 In a way, I feel sorry for those who communicate in this way. I am embarrassed for them. I hear the fear in their voice. Communicating is not easy. Not everyone will like what we say, but communicating “at” someone creates more foes than friends, more divisions than unity. 

On the other hand, learning to talk “to” people creates more friends than foes. Being on the same plane with someone in order to exchange ideas and construct solutions is a lot more fun and productive for everyone. Letting go of a defensive stance and being open and curious builds bridges of empathy. Talking “to” someone creates a more welcoming atmosphere and discharges the stress that builds up in an atmosphere where though things are discussed. 

Why bother talking “to” people instead of “at” them? It is worth learning to communicate in this way because speaking “at” people produces small if any results, makes others feel devalued and annoyed and you do not want to be left talking only to yourself.  

Why Bother Talking With Strangers?

Why Bother Talking With Strangers?

Recently, while taking a walk in the park with my camera trying to capture the beauty of the fall colors, I noticed an artist and stopped to admire his work. He was also trying to catch the beauty, but with a paintbrush and canvas instead of a camera. I stood under the canopy of red and orange leaves and looked at the outline of a tree on his canvas. Wishing I had his talent, I struck up a conversation with him. 

A Fresh Perspective

He told me he’d grown up as a native and graduated from the local high school. It had been about ten years since he’d done much drawing or painting. I told him I worked as an elementary school teacher and had lived in the neighborhood for about thirty years. He smiled to himself and then related to me what kind of a student he’d been while in school. “I was like a vegetarian wolf,” he told me. “I did not fit in.”

I’d never heard the term, “vegetarian wolf,” but the words gave me an instant and vivid picture. I visualized a lone wolf chewing grass on a hillside, while the rest of the pack chowed down on freshly killed meat. But I also wondered how a vegetarian wolf would be treated by the rest of the pack? What would they think of him? Would they still let a vegetarian wolf live with them? 

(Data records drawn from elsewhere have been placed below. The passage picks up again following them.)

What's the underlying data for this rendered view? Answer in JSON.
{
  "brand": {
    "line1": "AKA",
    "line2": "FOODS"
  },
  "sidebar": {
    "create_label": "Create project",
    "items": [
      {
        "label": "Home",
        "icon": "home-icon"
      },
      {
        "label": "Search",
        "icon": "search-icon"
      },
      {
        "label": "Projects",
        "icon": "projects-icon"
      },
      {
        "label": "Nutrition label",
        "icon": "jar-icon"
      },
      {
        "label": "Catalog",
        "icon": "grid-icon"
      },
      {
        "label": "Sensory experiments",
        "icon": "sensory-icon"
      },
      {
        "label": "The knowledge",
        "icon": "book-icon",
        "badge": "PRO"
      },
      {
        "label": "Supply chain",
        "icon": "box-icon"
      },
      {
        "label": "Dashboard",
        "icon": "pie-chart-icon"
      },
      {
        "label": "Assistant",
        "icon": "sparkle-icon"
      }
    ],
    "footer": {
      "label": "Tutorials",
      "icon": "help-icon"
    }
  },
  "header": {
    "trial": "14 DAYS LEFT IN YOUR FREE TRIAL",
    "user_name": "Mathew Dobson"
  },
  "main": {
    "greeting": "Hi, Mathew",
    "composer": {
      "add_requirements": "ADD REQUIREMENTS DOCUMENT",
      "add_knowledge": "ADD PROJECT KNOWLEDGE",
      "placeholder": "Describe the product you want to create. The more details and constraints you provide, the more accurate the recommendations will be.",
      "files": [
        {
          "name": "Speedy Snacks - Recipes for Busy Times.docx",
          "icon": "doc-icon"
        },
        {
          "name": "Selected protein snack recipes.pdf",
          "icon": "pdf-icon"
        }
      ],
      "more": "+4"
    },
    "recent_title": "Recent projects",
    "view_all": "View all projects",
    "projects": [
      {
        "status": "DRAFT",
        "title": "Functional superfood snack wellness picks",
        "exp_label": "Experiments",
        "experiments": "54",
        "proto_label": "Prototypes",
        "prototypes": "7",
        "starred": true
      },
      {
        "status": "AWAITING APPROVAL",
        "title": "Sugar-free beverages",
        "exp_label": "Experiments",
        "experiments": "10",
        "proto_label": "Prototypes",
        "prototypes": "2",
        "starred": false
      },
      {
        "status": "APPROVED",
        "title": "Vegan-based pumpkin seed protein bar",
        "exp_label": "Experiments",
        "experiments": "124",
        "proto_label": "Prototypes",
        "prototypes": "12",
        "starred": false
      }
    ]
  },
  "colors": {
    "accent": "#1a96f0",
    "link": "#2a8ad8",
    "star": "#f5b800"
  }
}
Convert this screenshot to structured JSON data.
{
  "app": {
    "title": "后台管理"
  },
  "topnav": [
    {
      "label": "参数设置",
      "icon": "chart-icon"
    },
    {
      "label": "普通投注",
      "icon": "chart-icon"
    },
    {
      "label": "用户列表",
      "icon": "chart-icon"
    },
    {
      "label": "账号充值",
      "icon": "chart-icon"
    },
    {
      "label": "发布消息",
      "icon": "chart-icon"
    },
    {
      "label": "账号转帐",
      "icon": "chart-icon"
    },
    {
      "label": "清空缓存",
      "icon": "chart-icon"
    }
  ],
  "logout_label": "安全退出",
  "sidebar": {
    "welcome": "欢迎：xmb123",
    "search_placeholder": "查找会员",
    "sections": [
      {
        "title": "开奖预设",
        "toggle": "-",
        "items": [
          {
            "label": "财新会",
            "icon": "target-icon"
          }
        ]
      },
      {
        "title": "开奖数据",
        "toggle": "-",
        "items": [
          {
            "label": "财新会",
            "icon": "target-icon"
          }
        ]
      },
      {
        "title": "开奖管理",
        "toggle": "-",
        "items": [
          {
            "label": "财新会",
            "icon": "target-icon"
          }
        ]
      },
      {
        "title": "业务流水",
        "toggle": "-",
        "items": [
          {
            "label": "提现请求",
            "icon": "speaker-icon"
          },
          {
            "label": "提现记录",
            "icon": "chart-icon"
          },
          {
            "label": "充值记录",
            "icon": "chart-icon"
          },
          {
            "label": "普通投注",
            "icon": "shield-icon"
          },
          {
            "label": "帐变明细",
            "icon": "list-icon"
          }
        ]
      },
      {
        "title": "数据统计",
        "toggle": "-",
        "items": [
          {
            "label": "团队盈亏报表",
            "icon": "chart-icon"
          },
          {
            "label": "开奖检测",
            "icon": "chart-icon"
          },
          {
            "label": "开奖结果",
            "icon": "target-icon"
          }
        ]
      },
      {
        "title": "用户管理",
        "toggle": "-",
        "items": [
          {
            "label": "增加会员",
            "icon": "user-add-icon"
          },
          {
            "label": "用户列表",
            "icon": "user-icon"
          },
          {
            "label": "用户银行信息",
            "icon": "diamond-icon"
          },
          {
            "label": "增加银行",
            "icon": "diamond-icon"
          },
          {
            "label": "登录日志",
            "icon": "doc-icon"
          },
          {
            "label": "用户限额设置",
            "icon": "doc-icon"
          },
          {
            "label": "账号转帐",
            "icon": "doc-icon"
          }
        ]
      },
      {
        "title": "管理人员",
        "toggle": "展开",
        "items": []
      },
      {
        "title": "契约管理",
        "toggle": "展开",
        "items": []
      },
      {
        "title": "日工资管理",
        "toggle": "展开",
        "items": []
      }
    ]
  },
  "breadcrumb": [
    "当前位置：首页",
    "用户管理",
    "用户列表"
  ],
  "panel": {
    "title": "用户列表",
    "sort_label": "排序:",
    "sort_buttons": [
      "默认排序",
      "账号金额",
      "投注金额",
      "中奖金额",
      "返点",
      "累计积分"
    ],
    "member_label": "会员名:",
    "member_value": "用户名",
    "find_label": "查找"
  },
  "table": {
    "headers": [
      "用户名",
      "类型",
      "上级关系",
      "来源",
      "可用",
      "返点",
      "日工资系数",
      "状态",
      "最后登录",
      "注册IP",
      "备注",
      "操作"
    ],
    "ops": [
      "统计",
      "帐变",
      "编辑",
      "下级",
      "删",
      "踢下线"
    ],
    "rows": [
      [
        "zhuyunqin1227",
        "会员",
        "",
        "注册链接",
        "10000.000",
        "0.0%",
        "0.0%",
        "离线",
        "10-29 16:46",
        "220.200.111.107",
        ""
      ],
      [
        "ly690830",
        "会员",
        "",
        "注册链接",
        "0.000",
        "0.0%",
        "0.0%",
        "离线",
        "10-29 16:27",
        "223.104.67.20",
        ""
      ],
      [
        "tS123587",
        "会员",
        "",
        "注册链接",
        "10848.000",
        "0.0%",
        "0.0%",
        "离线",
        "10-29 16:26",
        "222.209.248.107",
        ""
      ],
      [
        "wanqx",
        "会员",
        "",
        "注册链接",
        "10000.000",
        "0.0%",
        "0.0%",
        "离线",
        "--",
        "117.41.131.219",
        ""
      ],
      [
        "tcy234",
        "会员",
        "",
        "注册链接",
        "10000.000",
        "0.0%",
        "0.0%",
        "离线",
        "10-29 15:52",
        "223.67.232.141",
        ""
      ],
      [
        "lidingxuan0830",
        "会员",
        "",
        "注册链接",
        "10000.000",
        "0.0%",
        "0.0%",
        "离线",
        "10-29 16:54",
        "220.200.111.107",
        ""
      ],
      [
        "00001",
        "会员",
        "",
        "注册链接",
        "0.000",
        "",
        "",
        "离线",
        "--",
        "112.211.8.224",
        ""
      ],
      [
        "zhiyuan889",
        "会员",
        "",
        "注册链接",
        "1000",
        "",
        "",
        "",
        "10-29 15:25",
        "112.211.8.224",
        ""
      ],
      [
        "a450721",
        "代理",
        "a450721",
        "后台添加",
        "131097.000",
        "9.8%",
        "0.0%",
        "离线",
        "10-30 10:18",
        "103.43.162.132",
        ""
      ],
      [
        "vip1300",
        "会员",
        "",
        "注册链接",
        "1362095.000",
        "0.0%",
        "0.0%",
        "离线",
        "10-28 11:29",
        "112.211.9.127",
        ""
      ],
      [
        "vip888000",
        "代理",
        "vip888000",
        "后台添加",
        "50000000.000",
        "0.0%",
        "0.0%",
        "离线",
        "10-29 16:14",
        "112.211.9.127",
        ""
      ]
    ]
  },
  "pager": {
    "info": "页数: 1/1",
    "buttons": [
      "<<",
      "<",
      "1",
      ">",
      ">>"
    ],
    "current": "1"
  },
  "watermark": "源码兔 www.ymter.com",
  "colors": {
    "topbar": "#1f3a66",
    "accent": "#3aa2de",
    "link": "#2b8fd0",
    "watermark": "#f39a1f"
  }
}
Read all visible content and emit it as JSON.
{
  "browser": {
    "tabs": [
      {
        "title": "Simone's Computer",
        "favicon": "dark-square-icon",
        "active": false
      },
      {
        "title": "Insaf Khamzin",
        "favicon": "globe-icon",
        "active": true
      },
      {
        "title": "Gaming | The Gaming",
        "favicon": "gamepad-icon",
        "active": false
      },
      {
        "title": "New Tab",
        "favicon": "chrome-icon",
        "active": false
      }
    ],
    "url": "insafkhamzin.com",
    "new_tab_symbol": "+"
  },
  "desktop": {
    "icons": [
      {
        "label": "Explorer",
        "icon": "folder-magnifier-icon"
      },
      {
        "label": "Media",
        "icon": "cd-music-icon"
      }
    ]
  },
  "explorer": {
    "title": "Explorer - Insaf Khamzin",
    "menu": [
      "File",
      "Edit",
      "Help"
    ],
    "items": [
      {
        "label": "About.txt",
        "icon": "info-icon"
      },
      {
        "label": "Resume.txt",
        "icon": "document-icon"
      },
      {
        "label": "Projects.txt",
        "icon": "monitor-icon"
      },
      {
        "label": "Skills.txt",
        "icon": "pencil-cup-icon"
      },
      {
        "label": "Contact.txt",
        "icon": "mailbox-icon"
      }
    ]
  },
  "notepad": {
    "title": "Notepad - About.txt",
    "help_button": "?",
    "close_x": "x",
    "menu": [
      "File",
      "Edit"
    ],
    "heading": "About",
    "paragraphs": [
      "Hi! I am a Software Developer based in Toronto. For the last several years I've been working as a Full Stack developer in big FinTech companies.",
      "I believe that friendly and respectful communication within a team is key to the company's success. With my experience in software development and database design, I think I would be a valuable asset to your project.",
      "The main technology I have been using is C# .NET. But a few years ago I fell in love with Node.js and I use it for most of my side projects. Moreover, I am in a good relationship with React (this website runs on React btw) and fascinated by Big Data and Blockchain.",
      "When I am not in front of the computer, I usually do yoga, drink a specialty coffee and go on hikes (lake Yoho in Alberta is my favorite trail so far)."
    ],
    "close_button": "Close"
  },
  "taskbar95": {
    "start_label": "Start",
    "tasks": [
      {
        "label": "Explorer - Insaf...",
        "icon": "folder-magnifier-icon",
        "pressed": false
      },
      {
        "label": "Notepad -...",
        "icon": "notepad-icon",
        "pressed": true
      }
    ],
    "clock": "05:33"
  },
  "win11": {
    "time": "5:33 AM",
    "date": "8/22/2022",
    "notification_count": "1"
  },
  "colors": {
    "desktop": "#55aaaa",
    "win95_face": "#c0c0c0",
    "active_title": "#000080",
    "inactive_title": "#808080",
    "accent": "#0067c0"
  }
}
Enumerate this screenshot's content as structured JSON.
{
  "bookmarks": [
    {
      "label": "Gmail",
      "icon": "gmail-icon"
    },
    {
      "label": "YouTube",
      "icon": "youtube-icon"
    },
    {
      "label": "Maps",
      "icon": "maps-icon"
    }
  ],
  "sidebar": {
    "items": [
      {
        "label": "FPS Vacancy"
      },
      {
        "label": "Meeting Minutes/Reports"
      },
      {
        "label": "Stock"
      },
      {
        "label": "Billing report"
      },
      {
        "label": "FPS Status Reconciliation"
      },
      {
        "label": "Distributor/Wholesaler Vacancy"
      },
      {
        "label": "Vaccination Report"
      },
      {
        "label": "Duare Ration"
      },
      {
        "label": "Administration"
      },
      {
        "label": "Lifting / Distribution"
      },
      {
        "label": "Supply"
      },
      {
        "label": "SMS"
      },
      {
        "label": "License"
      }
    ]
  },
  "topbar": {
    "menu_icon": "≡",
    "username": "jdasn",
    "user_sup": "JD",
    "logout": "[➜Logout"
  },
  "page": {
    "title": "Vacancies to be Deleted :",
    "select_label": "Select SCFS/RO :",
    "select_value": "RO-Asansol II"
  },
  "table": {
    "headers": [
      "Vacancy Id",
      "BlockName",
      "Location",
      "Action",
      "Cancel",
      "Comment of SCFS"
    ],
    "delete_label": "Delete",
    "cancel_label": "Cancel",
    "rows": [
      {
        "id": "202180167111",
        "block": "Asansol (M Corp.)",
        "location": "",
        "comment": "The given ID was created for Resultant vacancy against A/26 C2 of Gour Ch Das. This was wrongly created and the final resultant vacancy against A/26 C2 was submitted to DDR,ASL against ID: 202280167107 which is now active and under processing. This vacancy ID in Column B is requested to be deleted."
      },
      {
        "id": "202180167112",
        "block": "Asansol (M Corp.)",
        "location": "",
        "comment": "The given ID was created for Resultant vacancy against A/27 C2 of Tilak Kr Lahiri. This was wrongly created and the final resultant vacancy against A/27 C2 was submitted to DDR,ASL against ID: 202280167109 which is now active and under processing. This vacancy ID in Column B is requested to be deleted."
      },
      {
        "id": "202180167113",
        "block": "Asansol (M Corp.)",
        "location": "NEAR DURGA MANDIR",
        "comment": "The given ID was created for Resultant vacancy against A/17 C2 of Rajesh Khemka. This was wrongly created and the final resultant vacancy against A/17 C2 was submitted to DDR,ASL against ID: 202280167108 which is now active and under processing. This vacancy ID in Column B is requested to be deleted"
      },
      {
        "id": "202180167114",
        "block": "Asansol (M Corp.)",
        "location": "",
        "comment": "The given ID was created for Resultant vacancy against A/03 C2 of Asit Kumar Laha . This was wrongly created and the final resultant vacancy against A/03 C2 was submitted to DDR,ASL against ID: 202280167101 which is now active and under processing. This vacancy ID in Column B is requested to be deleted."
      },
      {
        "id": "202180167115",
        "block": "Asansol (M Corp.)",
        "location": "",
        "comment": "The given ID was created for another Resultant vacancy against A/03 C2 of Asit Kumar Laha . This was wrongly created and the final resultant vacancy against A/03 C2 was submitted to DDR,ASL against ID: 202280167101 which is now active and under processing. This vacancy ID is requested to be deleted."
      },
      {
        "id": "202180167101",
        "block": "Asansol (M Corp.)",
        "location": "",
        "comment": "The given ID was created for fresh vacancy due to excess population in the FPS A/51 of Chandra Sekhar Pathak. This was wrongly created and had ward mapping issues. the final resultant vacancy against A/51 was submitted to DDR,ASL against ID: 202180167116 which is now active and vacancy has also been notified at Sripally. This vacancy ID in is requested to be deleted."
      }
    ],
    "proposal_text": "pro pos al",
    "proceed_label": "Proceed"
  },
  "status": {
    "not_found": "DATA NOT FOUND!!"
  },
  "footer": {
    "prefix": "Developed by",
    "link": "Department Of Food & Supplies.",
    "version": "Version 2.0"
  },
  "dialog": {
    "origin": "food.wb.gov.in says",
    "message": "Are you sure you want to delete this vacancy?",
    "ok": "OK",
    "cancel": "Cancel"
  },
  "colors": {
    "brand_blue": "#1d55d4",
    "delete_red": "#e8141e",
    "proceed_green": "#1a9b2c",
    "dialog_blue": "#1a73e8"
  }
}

I told the artist I had a few vegetarian wolves in my classroom and then thought about how those kids might feel. I know as a teacher, they force me to stretch and grow. Since they are unlike the rest of the class, I have to come up with different strategies to teach them. They take a bit more of my energy, but I appreciate them just as much if not more than the “carnivore wolves.” And somehow, we all have to learn to get along with each other.  

The next day, I returned to the park to capture some more of the beauty of the fall season and again I saw the artist. The tree outline on his canvas had taken on more detail, but still no leaves had appeared on his tree. I worried the weather might turn cold and wet before he got the colors onto his canvas. He told me one of his downfalls was control. He wanted to get the tree trunk and branches just right before he added the color. But he said, at some point he had to let go of his commanding desire for perfection, and just let the art happen. I had to admit his words hit home with me. I often try to control and when I do, I have to remind myself to allow things to unfold in their time and in their way. I don’t know if I will ever see this stranger again, but in talking with him, I was given a fresh perspective on some old ideas.  

Why bother talking with strangers? Striking up a conversation with people we do not know may show us a fresh way of looking at the old.